#### TASK DIRECTIONS:
Find how many lines of the records hold the string "processing" and reply with only that total.

#### DATASET CONTENT:
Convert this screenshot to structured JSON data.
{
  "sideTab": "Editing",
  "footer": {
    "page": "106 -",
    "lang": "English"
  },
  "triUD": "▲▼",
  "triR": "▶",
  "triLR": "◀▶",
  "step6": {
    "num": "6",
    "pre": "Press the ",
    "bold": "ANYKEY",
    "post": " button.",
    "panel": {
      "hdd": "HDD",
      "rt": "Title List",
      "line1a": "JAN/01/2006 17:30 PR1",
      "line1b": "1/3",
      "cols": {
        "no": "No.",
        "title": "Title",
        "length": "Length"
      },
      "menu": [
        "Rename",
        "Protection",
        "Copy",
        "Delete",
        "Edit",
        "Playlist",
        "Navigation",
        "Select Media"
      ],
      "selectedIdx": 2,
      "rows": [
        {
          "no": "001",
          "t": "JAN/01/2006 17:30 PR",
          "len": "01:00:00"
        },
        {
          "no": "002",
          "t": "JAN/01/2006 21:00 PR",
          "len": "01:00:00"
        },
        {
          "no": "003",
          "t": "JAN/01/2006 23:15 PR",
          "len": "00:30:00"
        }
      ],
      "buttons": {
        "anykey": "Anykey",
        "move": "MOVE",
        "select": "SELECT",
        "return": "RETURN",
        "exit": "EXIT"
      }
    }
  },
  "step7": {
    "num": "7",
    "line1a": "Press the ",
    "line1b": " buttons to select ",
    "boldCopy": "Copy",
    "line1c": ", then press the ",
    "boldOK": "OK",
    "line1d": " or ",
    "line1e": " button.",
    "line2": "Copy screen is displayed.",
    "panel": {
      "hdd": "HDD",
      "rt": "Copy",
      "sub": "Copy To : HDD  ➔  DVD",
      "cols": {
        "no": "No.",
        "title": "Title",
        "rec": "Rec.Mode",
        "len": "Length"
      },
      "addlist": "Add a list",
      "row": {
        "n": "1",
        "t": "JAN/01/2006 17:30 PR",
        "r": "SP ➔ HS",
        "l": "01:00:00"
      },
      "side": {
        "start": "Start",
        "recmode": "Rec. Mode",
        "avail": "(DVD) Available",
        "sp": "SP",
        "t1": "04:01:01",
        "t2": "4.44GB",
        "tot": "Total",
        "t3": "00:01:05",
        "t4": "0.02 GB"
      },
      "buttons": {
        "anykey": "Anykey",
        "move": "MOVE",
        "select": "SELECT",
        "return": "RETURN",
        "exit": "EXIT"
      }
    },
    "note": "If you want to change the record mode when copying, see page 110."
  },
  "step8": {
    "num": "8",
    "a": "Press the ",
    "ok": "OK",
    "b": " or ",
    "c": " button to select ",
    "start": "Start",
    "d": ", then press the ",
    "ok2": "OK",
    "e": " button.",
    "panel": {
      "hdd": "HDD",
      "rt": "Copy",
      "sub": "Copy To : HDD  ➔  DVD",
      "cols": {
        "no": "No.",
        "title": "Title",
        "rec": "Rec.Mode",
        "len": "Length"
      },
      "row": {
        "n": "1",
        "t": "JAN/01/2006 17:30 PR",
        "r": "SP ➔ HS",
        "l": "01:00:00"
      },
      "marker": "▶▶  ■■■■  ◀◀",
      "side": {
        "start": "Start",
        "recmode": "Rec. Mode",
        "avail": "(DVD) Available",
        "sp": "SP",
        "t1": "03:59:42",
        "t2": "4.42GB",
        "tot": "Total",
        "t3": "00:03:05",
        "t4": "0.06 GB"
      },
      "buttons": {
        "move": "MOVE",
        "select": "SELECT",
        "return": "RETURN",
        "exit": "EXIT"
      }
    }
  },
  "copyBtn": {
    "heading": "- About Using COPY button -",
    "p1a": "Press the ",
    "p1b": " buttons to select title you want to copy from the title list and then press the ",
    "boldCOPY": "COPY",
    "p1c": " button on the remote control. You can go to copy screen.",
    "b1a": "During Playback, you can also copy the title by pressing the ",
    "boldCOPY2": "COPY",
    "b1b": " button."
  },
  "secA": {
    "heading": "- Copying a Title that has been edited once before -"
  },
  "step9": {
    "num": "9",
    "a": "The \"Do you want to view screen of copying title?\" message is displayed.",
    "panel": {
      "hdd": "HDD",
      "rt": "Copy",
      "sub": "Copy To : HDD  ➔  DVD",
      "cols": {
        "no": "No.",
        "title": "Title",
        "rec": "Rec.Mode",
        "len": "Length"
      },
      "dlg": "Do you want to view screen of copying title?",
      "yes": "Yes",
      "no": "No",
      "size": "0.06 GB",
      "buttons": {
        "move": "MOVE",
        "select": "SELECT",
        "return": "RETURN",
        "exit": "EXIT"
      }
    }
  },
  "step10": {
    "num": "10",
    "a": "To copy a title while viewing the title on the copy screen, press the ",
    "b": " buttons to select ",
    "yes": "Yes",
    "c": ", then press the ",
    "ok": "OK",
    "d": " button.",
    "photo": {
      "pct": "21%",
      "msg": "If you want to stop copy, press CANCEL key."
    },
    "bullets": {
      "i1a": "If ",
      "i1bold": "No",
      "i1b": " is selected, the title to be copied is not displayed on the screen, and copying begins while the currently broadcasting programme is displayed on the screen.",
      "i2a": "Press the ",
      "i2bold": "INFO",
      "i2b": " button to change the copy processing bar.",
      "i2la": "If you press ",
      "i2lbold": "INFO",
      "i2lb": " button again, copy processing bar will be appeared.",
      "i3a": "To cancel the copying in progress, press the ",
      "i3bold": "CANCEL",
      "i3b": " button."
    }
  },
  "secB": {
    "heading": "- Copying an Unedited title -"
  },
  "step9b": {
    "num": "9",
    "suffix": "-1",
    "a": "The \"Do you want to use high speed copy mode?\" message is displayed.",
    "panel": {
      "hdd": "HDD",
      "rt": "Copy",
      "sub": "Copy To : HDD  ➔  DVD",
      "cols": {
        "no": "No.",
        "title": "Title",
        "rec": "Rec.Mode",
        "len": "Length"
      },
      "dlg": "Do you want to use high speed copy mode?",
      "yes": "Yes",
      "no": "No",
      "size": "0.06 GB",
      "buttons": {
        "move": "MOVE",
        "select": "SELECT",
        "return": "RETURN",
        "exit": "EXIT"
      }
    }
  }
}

#### EXERCISE OUTPUT:
2